12. B. Truax, "Homoeroticism and Electroacoustic Music: Absence and Personal Voice," Organised Sound, 8(1), 117-124, 2003.
Analysis of Specific Works
13. D. Kolber, "Hildegard Westerkamp's Kits Beach Soundwalk: Shifting Perspectives in Real World Music, Organised Sound, 7(1), 41-43, 2002.
14. A. McCartney, "Alien Intimacies: Hearing Science Fiction Narratives in Hildegard Westerkamp's Cricket Voice," Organised Sound, 7(1), 45-49, 2002.
15. S. MacCormac, "Conversing with Nature: Reflections on Hildegard Westerkamp's Talking Rain," Musicworks, 74, 8-13, 1999.
16. A. McCartney, "In and out of the Sound Studio," Organised Sound, 8(1), 89-96, 2003.
17. A. Friz, "Steve Heimbecker," Musicworks, 94, Spring 2006, 33-57.
18. B. Truax, "Foreword", in Steve Heimbecker: Songs of Place, Oboro Press, 2005.
19. B. Truax, "Composing with Time-Shifted Environmental Sound," Leonardo Music Journal, 2(1), , 37-40, 1992.
20. B. Truax, "Sounds and Sources in Powers of Two: Towards a Contemporary Myth," Organised Sound, 1(1), 13-21, 1996.
21. M. Burtner, "Ecoacoustic and Shamanic Technologies for Multimedia Composition and Performance," Organised Sound, 10(1), 3-19, 2005.
22. D. Keller, "Compositional Processes from an Ecological Perspective," Leonardo Music Journal, 10, 55-60, 2000.
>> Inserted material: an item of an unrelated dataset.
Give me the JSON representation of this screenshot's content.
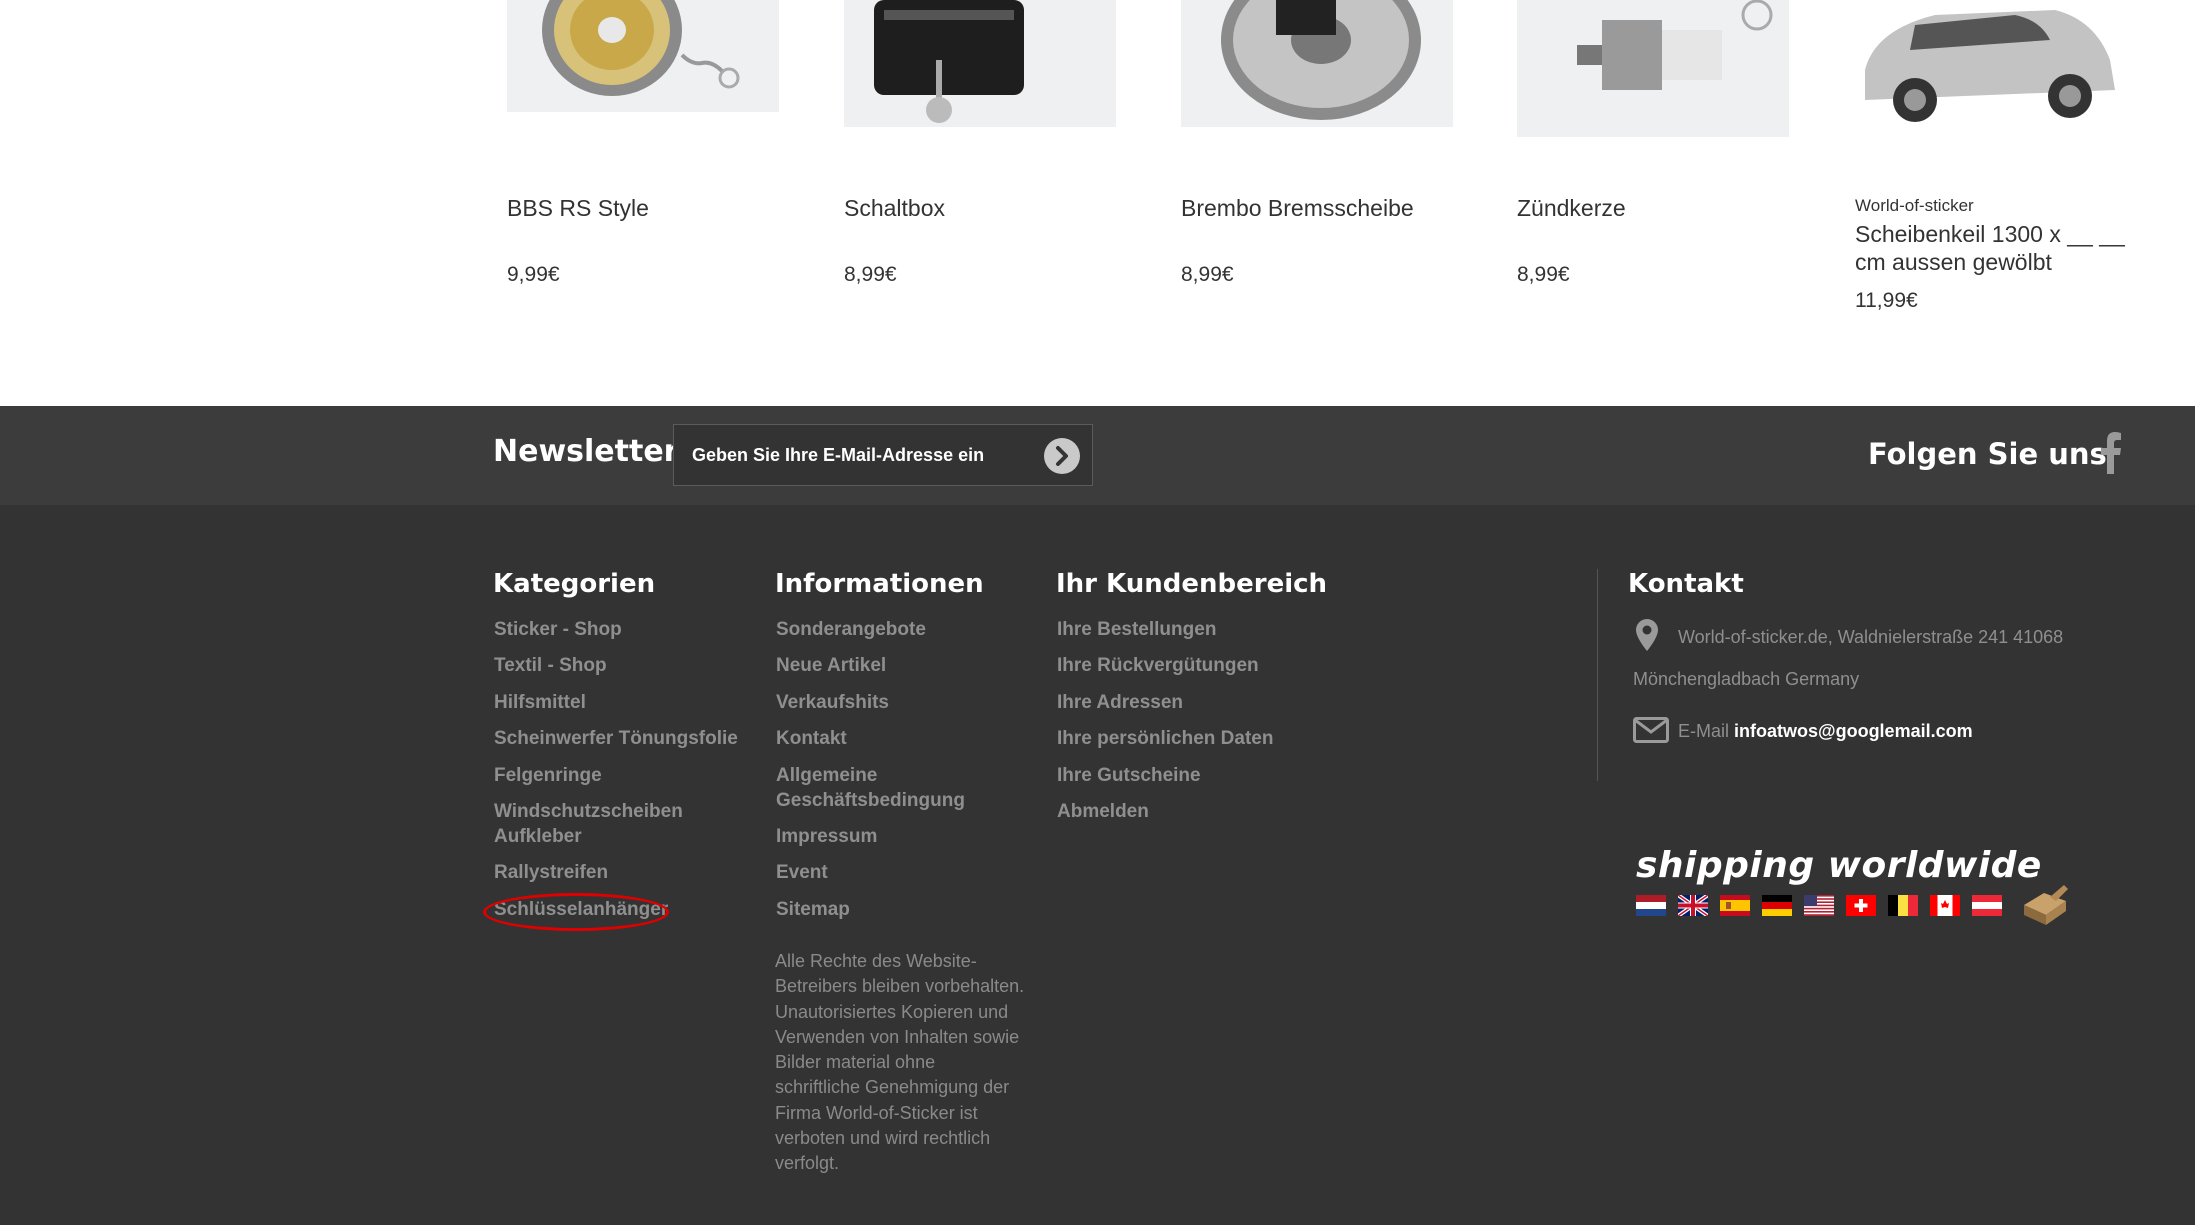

23. D. Keller & A. Capasso, "New Concepts and Techniques in Eco-composition," Organised Sound, 11(1), 55-62, 2006.